» **AIM OF THE TASK**
Copy all records precisely, apart from the pictures.

» **DATA FOR REVIEW**
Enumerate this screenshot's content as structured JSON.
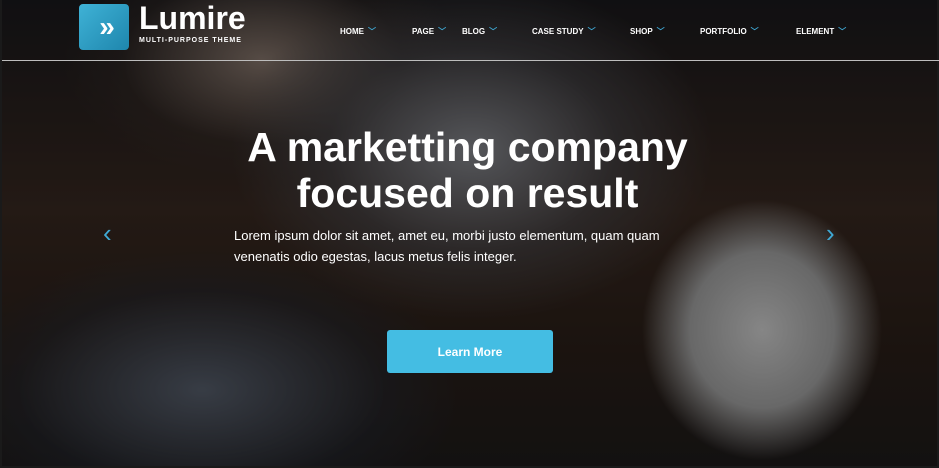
{
  "brand": {
    "name": "Lumire",
    "tagline": "MULTI-PURPOSE THEME",
    "icon": "double-chevron-right-icon"
  },
  "nav": [
    {
      "label": "HOME"
    },
    {
      "label": "PAGE"
    },
    {
      "label": "BLOG"
    },
    {
      "label": "CASE STUDY"
    },
    {
      "label": "SHOP"
    },
    {
      "label": "PORTFOLIO"
    },
    {
      "label": "ELEMENT"
    }
  ],
  "hero": {
    "title_line1": "A marketting company",
    "title_line2": "focused on result",
    "description": "Lorem ipsum dolor sit amet, amet eu, morbi justo elementum, quam quam venenatis odio egestas, lacus metus felis integer.",
    "button": "Learn More",
    "prev_icon": "‹",
    "next_icon": "›"
  },
  "colors": {
    "accent": "#44bde3"
  }
}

» **YOUR RESPONSE**
Enumerate this screenshot's content as structured JSON.
{
  "brand": {
    "name": "Lumire",
    "tagline": "MULTI-PURPOSE THEME",
    "icon": "double-chevron-right-icon"
  },
  "nav": [
    {
      "label": "HOME"
    },
    {
      "label": "PAGE"
    },
    {
      "label": "BLOG"
    },
    {
      "label": "CASE STUDY"
    },
    {
      "label": "SHOP"
    },
    {
      "label": "PORTFOLIO"
    },
    {
      "label": "ELEMENT"
    }
  ],
  "hero": {
    "title_line1": "A marketting company",
    "title_line2": "focused on result",
    "description": "Lorem ipsum dolor sit amet, amet eu, morbi justo elementum, quam quam venenatis odio egestas, lacus metus felis integer.",
    "button": "Learn More",
    "prev_icon": "‹",
    "next_icon": "›"
  },
  "colors": {
    "accent": "#44bde3"
  }
}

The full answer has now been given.